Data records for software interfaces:

=-=-=-=-=

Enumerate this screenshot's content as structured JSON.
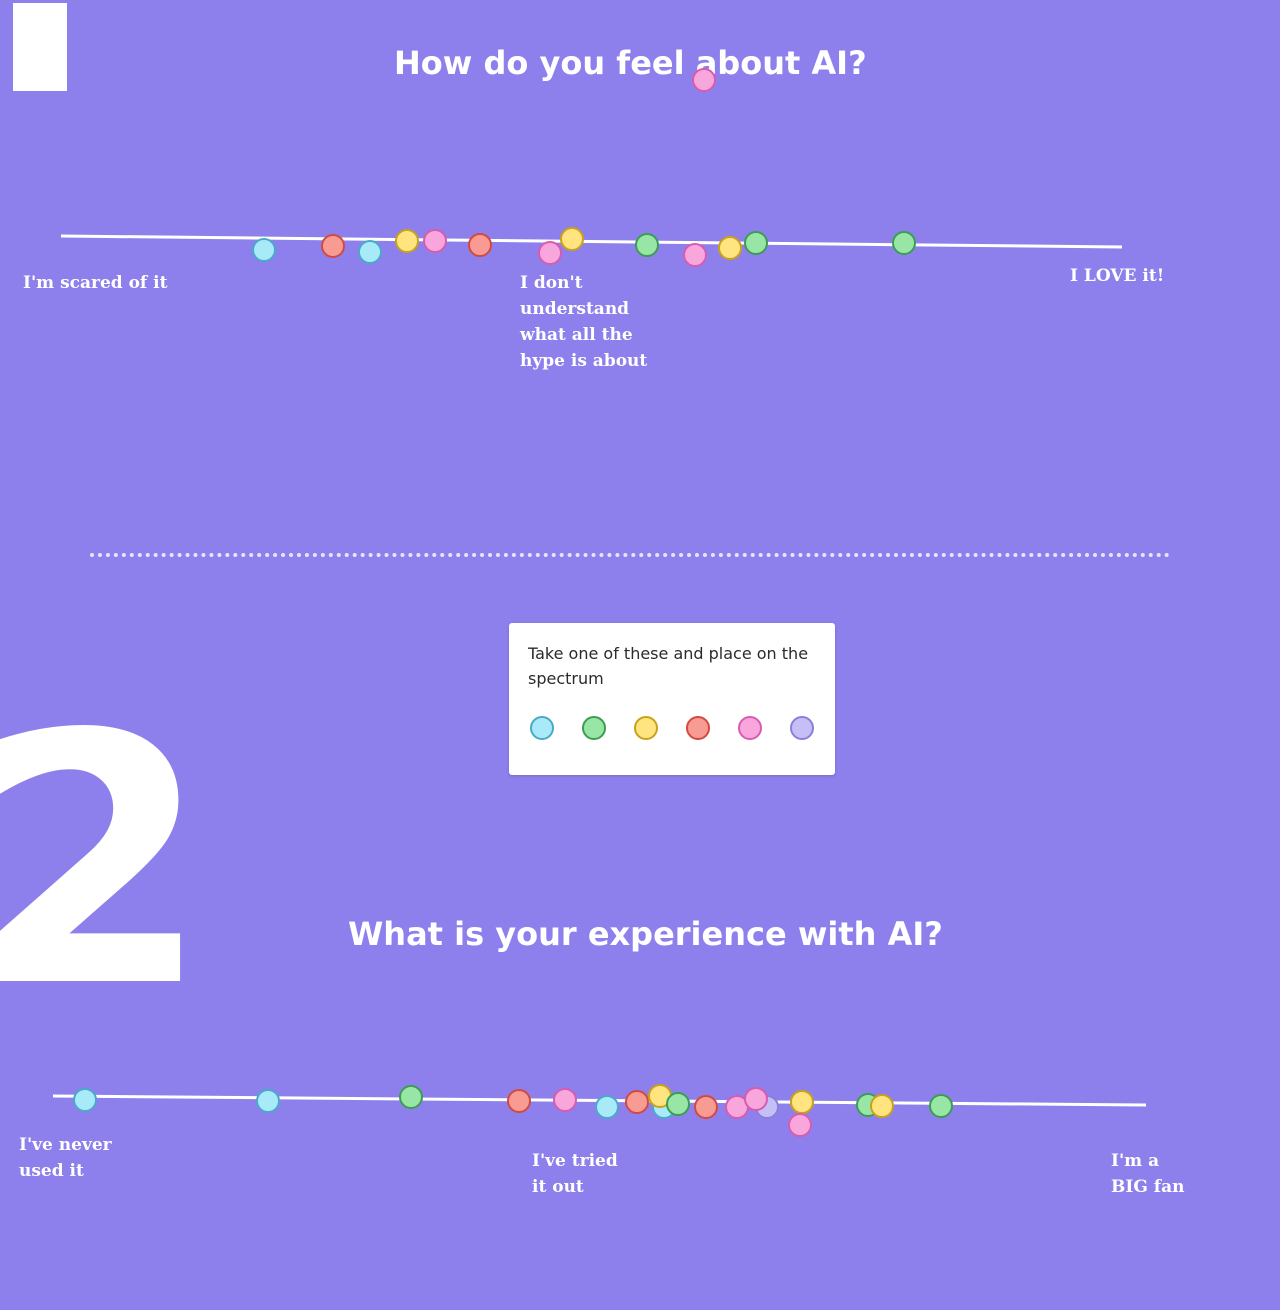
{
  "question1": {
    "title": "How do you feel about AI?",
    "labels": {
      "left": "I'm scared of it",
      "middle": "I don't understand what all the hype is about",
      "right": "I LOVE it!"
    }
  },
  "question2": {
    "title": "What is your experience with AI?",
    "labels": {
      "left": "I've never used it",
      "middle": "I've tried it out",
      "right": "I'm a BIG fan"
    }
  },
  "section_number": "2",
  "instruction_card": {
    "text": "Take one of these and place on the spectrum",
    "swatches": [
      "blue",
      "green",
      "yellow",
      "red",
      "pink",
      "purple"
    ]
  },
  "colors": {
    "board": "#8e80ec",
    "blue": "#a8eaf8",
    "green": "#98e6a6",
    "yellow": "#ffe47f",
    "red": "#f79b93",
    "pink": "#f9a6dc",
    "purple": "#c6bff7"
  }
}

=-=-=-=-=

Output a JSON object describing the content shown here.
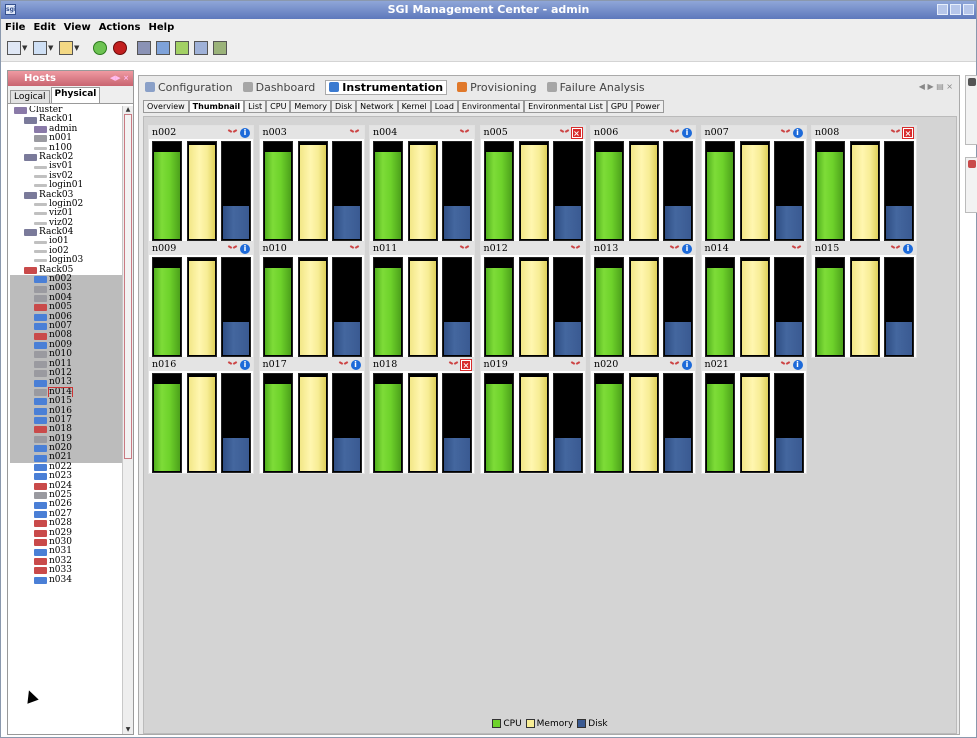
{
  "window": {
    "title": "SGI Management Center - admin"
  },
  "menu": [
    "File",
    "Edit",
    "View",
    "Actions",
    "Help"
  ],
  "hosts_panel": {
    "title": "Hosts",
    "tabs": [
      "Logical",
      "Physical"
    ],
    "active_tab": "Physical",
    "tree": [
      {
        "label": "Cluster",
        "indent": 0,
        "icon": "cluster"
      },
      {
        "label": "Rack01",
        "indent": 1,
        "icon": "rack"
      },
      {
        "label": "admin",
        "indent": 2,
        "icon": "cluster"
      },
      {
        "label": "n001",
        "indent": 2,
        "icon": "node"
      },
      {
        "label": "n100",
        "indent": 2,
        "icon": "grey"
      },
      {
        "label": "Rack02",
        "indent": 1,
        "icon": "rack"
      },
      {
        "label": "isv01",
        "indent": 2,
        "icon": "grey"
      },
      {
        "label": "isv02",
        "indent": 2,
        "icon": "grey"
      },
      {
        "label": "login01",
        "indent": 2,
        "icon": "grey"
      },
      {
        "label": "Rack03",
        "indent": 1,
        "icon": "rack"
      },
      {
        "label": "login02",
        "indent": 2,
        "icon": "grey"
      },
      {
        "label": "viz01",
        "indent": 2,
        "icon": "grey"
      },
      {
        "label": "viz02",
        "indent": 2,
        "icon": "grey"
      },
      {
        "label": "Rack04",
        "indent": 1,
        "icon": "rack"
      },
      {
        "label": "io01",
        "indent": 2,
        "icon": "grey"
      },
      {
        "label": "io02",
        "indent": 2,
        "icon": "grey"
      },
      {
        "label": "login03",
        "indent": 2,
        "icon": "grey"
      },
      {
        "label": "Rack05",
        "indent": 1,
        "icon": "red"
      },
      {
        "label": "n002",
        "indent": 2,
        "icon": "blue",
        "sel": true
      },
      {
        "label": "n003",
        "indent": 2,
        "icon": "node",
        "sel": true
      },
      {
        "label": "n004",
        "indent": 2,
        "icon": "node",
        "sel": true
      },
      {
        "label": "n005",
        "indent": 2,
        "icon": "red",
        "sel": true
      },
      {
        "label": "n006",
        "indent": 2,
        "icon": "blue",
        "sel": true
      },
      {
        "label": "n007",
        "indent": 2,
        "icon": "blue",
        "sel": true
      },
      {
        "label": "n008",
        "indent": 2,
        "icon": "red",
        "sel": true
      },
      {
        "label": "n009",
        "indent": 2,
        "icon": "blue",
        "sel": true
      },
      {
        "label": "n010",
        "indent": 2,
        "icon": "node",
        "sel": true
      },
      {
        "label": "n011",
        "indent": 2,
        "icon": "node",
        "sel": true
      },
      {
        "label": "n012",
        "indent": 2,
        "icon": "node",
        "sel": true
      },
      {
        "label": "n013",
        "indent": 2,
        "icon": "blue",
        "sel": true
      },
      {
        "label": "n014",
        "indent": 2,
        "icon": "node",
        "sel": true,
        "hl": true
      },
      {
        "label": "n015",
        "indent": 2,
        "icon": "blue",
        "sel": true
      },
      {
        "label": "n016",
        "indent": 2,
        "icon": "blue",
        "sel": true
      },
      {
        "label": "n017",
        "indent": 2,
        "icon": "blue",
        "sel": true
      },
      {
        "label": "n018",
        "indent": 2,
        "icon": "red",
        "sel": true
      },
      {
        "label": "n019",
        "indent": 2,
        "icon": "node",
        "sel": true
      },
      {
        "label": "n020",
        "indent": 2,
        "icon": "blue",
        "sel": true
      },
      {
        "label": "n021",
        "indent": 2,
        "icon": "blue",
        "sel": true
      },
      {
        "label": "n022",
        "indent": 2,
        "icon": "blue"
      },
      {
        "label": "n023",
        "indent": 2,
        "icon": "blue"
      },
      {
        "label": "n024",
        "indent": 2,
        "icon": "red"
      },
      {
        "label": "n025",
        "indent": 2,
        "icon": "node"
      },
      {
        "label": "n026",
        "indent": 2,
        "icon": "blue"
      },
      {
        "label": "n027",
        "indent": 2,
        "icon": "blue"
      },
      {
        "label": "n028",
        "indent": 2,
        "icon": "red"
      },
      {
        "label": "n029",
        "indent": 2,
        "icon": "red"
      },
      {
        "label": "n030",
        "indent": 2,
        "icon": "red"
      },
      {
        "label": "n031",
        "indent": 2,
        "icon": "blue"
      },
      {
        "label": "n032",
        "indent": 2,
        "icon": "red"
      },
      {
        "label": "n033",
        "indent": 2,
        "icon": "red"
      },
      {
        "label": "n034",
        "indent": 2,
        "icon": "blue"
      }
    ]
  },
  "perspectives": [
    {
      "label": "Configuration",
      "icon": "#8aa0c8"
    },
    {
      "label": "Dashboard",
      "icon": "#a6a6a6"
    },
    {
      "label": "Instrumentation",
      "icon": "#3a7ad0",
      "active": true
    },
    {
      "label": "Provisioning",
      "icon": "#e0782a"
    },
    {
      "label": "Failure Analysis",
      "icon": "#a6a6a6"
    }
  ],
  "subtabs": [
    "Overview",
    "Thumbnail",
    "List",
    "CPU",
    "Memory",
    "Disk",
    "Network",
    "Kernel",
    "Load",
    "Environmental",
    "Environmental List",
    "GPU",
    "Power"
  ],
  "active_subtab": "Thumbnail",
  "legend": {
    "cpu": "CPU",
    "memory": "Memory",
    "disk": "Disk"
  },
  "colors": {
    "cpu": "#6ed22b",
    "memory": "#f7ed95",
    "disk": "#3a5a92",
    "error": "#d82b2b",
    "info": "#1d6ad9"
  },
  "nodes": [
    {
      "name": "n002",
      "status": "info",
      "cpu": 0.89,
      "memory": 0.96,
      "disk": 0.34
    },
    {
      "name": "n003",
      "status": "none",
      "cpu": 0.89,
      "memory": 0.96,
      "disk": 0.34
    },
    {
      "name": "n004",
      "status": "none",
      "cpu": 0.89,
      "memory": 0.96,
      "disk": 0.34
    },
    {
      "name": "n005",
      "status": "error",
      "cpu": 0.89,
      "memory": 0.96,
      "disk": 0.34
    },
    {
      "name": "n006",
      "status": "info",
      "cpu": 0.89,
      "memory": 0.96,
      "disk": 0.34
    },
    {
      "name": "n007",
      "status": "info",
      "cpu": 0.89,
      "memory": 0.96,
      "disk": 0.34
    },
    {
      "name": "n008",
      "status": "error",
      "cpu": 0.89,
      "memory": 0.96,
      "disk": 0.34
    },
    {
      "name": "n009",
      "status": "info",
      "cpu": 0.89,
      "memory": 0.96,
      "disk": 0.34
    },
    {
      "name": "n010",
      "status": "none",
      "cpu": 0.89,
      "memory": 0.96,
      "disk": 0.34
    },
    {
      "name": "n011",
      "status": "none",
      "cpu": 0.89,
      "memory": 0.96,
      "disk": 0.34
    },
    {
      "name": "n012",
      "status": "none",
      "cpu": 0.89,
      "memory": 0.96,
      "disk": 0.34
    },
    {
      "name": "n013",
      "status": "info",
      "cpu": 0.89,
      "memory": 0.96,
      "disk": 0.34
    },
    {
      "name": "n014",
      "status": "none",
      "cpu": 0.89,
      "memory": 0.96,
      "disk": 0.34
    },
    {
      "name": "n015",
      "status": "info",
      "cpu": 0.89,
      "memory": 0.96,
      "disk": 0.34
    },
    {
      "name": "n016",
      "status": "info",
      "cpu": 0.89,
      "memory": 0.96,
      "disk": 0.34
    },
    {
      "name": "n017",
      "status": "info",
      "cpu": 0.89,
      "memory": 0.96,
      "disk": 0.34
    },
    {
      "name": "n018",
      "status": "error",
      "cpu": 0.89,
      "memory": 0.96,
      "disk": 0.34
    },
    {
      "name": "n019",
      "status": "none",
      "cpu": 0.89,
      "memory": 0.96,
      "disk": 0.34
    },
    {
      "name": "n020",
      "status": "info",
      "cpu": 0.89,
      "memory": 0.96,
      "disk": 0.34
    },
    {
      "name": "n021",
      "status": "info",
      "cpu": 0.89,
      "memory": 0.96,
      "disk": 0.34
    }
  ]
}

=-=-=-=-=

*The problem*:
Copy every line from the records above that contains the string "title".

*Worked solution*:
    "title": "How do you feel about AI?",
    "title": "What is your experience with AI?",
    "title": "SGI Management Center - admin"
    "title": "Hosts",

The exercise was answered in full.